Trial projects or work sample tests are the best predictors of a new hire’s performance. Trial projects assess a candidate’s hard skills through a task that relates to the core part(s) of the role, including project management, writing ability, coding, sourcing, etc. For many of BR’s own positions across different divisions and experience levels, candidates take a writing test specific to the role, and we use a rubric to determine the quality of the submission.
Consider what’s important to the role and create the assignment around that, and be sure to only judge based on that criteria. For example, if you’re looking for someone who can create big ideas and their work will be copyedited by someone else, you may be losing out on an ideal hire by marking them down for an errant typo or two.
Additionally, ensure that your take-home project is realistic though will never be misinterpreted as free work by candidates, which can further increase disparity (unless, of course, you’re going to pay them for it). For example, to test a potential recruiter’s sourcing ability, ask them to find candidates for a given role in a region that your company isn’t located, or a role that you wouldn’t actually hire for often.
Pro tip: Consider, as we did this year at BR, implementing a recruitment process that promotes equity without attribution to individual candidates. Now, our hiring managers review writing test submissions without knowing the authors, which reduces bias and provides a more fair assessment of the actual work.
Maternity leave in the US has greatly evolved in the last decade. Once considered a rarity, to keep up with the demand for talent, many workplaces now offer paid maternity leave.

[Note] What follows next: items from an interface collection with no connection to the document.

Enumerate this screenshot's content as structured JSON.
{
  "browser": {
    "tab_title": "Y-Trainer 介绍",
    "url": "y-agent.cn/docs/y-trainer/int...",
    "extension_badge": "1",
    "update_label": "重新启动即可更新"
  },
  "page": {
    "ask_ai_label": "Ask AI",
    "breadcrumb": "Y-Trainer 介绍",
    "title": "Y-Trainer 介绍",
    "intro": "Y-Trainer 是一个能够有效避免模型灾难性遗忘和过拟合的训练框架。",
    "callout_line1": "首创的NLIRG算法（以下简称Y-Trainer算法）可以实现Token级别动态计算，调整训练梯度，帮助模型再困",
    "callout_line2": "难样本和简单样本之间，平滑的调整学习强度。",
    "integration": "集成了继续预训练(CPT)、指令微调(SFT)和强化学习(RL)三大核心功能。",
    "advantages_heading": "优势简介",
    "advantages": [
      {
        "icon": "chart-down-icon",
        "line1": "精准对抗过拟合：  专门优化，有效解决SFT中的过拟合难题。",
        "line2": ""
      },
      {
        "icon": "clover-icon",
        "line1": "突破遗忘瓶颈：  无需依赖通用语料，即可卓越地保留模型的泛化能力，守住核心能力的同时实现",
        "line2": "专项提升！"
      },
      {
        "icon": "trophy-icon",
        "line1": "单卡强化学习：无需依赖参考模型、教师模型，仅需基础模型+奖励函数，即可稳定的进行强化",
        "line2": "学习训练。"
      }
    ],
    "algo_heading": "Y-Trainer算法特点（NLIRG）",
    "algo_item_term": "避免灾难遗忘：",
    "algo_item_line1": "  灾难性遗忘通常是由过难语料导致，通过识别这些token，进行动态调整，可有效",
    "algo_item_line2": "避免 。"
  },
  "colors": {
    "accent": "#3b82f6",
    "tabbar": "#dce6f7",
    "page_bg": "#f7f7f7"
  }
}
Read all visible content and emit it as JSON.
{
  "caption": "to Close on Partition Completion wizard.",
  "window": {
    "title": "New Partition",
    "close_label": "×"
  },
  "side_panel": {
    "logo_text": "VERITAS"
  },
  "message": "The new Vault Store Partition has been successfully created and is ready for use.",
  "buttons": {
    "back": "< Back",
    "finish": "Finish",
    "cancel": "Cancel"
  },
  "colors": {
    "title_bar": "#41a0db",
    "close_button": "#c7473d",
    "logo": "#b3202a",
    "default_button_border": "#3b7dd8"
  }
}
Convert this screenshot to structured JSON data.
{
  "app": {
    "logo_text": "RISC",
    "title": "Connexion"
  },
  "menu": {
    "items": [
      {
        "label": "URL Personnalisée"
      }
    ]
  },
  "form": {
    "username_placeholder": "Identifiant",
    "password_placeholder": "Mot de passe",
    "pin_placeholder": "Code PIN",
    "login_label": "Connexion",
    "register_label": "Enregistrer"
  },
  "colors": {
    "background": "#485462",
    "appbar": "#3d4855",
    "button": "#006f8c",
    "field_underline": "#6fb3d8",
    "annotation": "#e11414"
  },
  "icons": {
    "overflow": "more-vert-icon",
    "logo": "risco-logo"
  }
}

However, paid paternity leave has been slow to catch up. If you offer more paid maternity than paternity leave, consider reworking your leave policy to include, like we do at BR, parental leave.
Parental leave offers the same time off for all new parents, regardless of gender, after a birth or adoption. (Be sure to check your state’s laws; in some places, this is inclusive and legally compliant.)
This not only gives all of your staff members the chance to bond with their new child, it helps show the value of all parents and shifts the narrative that anyone, not just women, can be caregivers.
Pro tip: Ask the people who know their needs best. Solicit your staff, in working groups, through surveys, or in preexisting affinity groups, which benefits would make the biggest impact. Work from there to create a benefits package that speaks to what your employees value.
We’ve only scratched the surface of inclusive hiring. There are many more ways to make your workplace and its interview process more diverse, equitable, and inclusive. (More to come: structured hiring, unconscious bias in job descriptions, and more!) While it undoubtedly takes a lot of time and effort, it’s more than worth it to invest in building a diverse team team and ensuring that the right people not only join, they feel supported, accepted, and stay.